Karen Saunders--is the author of the ebook, "Turn Eye Appeal into Buy Appeal: How to easily transform your marketing pieces into dazzling, persuasive sales tools!," available at http://www.BuyAppealMarketing.com. Since founding MacGraphics Services in 1990, Karen has produced thousands of successful marketing projects that have helped small businesses increase sales. Karen has also designed the covers of 18 books that have become best-sellers or won awards, including a Writer's Digest Grand Prize winner for the best self-published book in America. Karen Saunders, MacGraphics Services "Where your ideas become distinctive designs"
|This article was submitted by - Karen Saunders||Please Rate/Review this Article - Recommend it to friends|
|[an error occurred while processing this directive]|
|Disclaimer: Capture Clients with Words & Marketing related small business articles and small business information provided on this web site is not to be construed as business advice from the website Small Biz Articles.com - or from the corresponding author who posted this article on our website.
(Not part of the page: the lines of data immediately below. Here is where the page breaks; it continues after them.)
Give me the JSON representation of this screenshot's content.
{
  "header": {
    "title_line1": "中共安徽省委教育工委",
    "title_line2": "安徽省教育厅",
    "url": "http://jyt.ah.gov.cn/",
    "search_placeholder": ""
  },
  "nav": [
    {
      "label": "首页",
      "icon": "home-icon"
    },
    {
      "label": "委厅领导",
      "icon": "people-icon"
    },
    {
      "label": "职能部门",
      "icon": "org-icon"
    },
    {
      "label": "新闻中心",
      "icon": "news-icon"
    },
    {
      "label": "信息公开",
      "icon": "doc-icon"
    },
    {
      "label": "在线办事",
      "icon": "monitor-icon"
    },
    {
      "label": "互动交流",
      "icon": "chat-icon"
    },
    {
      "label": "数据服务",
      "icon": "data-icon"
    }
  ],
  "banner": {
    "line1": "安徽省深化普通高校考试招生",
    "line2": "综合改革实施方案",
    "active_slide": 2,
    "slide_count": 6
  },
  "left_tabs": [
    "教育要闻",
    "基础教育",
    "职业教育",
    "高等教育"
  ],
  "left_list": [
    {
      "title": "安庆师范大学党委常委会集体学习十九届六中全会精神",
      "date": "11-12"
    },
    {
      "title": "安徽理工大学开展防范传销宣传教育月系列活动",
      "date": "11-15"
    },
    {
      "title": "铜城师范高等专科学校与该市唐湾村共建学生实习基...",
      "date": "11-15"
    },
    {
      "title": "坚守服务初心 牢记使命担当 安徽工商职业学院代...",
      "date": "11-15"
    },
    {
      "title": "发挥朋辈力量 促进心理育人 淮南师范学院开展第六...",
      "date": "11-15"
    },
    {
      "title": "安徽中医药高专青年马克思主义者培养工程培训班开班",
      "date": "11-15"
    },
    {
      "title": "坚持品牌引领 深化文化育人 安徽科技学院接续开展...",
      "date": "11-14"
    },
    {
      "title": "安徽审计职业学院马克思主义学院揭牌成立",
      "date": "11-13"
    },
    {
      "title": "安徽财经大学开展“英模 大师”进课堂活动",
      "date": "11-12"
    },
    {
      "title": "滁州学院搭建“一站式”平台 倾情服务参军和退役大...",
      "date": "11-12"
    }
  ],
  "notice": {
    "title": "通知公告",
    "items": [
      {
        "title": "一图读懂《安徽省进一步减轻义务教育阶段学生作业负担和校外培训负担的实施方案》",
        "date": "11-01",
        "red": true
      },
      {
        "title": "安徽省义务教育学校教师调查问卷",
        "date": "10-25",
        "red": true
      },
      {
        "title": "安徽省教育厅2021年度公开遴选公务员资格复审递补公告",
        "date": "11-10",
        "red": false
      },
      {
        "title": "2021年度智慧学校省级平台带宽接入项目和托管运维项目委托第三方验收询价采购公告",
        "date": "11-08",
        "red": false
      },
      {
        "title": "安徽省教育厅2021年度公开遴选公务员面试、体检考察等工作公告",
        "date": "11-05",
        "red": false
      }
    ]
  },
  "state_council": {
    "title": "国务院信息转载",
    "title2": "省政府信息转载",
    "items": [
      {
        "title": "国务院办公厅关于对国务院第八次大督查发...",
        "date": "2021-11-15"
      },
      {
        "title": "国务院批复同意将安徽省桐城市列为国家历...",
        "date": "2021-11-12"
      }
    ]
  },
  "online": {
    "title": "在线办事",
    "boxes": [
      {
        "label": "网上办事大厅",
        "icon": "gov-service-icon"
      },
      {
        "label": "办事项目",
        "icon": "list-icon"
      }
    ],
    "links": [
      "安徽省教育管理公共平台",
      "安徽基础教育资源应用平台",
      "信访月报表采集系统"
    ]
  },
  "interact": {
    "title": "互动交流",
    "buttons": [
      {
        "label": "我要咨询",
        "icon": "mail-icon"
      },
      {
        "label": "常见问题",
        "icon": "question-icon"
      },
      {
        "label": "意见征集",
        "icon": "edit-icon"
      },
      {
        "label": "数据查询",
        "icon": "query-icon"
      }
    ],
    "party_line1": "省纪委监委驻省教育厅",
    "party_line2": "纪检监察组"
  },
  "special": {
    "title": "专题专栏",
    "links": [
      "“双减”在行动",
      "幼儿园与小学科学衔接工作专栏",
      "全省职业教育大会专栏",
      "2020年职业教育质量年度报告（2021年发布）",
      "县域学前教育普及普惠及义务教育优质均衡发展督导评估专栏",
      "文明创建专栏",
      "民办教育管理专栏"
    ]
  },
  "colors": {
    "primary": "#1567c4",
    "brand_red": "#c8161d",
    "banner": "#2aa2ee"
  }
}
Marketing articles on our website were submitted by various small business owners, entrepreneurs, authors, business experts, accountants, lawyers and other business professionals, but we do not verify the authenticity and the accuracy of information submitted and we are not responsible for any errors or inaccuracies. Please consult with one of the small business administration or small business development officers in your local SBA-SBDC centers, or with an attorney, accountant, a small business expert/advisor, to obtain proper business advice and accurate information for answers related to any specific questions you may have with regards to your small business issues.|
Your use of this website constitutes acceptance of the site
Terms & Disclaimers.
Copyright © 1998-Current, Smallbiz ArticlesSM and affiliates. All rights reserved.